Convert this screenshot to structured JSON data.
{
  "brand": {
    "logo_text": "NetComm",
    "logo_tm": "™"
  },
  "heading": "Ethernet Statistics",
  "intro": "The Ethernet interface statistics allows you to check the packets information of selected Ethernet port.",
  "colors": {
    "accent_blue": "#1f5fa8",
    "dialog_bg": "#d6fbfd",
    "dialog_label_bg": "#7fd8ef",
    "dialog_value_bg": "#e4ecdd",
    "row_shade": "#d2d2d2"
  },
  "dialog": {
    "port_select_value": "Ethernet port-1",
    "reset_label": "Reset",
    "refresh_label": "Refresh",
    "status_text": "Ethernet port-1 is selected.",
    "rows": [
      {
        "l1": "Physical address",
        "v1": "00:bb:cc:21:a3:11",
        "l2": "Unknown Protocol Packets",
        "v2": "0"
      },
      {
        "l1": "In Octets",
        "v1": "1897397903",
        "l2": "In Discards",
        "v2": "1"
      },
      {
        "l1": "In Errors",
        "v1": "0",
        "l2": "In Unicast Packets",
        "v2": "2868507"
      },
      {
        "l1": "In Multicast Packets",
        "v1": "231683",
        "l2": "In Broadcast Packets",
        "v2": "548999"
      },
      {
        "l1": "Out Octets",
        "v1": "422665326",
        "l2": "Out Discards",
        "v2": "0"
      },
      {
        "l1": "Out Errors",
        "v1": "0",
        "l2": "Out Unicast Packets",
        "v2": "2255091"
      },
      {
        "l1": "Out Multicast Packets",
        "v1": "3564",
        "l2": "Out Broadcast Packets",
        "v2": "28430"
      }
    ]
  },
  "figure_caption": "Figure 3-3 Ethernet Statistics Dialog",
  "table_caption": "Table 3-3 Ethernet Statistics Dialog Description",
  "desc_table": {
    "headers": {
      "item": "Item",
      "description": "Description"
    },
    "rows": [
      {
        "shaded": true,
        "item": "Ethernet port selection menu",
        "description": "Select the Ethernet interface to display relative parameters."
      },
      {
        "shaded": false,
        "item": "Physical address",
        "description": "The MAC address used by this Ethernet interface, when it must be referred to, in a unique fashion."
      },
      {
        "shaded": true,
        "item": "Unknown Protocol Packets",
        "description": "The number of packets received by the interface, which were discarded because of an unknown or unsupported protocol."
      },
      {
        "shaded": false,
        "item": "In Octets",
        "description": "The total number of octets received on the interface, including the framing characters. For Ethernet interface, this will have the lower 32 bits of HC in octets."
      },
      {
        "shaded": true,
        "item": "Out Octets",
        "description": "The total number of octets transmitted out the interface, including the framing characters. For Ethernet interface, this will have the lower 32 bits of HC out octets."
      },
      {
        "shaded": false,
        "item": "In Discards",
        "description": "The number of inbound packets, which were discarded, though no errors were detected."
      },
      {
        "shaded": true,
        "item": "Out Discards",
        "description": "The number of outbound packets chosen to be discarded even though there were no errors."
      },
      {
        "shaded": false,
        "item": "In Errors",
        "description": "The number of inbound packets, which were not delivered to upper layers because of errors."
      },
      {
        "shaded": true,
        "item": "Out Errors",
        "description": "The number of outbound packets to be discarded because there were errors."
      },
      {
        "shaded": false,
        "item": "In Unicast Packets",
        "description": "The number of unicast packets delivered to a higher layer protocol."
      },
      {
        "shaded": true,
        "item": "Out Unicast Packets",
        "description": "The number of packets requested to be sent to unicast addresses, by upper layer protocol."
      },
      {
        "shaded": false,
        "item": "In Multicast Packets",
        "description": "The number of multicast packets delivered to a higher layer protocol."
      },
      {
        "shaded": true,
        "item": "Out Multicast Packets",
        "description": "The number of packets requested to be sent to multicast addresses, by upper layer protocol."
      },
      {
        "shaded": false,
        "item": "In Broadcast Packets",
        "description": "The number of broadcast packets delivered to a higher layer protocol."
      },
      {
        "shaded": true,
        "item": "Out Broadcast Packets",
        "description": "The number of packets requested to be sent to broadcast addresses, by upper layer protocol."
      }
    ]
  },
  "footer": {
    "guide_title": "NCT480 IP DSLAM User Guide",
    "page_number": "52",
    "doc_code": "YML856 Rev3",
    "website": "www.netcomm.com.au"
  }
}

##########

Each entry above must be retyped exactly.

Exercise response:
Convert this screenshot to structured JSON data.
{
  "brand": {
    "logo_text": "NetComm",
    "logo_tm": "™"
  },
  "heading": "Ethernet Statistics",
  "intro": "The Ethernet interface statistics allows you to check the packets information of selected Ethernet port.",
  "colors": {
    "accent_blue": "#1f5fa8",
    "dialog_bg": "#d6fbfd",
    "dialog_label_bg": "#7fd8ef",
    "dialog_value_bg": "#e4ecdd",
    "row_shade": "#d2d2d2"
  },
  "dialog": {
    "port_select_value": "Ethernet port-1",
    "reset_label": "Reset",
    "refresh_label": "Refresh",
    "status_text": "Ethernet port-1 is selected.",
    "rows": [
      {
        "l1": "Physical address",
        "v1": "00:bb:cc:21:a3:11",
        "l2": "Unknown Protocol Packets",
        "v2": "0"
      },
      {
        "l1": "In Octets",
        "v1": "1897397903",
        "l2": "In Discards",
        "v2": "1"
      },
      {
        "l1": "In Errors",
        "v1": "0",
        "l2": "In Unicast Packets",
        "v2": "2868507"
      },
      {
        "l1": "In Multicast Packets",
        "v1": "231683",
        "l2": "In Broadcast Packets",
        "v2": "548999"
      },
      {
        "l1": "Out Octets",
        "v1": "422665326",
        "l2": "Out Discards",
        "v2": "0"
      },
      {
        "l1": "Out Errors",
        "v1": "0",
        "l2": "Out Unicast Packets",
        "v2": "2255091"
      },
      {
        "l1": "Out Multicast Packets",
        "v1": "3564",
        "l2": "Out Broadcast Packets",
        "v2": "28430"
      }
    ]
  },
  "figure_caption": "Figure 3-3 Ethernet Statistics Dialog",
  "table_caption": "Table 3-3 Ethernet Statistics Dialog Description",
  "desc_table": {
    "headers": {
      "item": "Item",
      "description": "Description"
    },
    "rows": [
      {
        "shaded": true,
        "item": "Ethernet port selection menu",
        "description": "Select the Ethernet interface to display relative parameters."
      },
      {
        "shaded": false,
        "item": "Physical address",
        "description": "The MAC address used by this Ethernet interface, when it must be referred to, in a unique fashion."
      },
      {
        "shaded": true,
        "item": "Unknown Protocol Packets",
        "description": "The number of packets received by the interface, which were discarded because of an unknown or unsupported protocol."
      },
      {
        "shaded": false,
        "item": "In Octets",
        "description": "The total number of octets received on the interface, including the framing characters. For Ethernet interface, this will have the lower 32 bits of HC in octets."
      },
      {
        "shaded": true,
        "item": "Out Octets",
        "description": "The total number of octets transmitted out the interface, including the framing characters. For Ethernet interface, this will have the lower 32 bits of HC out octets."
      },
      {
        "shaded": false,
        "item": "In Discards",
        "description": "The number of inbound packets, which were discarded, though no errors were detected."
      },
      {
        "shaded": true,
        "item": "Out Discards",
        "description": "The number of outbound packets chosen to be discarded even though there were no errors."
      },
      {
        "shaded": false,
        "item": "In Errors",
        "description": "The number of inbound packets, which were not delivered to upper layers because of errors."
      },
      {
        "shaded": true,
        "item": "Out Errors",
        "description": "The number of outbound packets to be discarded because there were errors."
      },
      {
        "shaded": false,
        "item": "In Unicast Packets",
        "description": "The number of unicast packets delivered to a higher layer protocol."
      },
      {
        "shaded": true,
        "item": "Out Unicast Packets",
        "description": "The number of packets requested to be sent to unicast addresses, by upper layer protocol."
      },
      {
        "shaded": false,
        "item": "In Multicast Packets",
        "description": "The number of multicast packets delivered to a higher layer protocol."
      },
      {
        "shaded": true,
        "item": "Out Multicast Packets",
        "description": "The number of packets requested to be sent to multicast addresses, by upper layer protocol."
      },
      {
        "shaded": false,
        "item": "In Broadcast Packets",
        "description": "The number of broadcast packets delivered to a higher layer protocol."
      },
      {
        "shaded": true,
        "item": "Out Broadcast Packets",
        "description": "The number of packets requested to be sent to broadcast addresses, by upper layer protocol."
      }
    ]
  },
  "footer": {
    "guide_title": "NCT480 IP DSLAM User Guide",
    "page_number": "52",
    "doc_code": "YML856 Rev3",
    "website": "www.netcomm.com.au"
  }
}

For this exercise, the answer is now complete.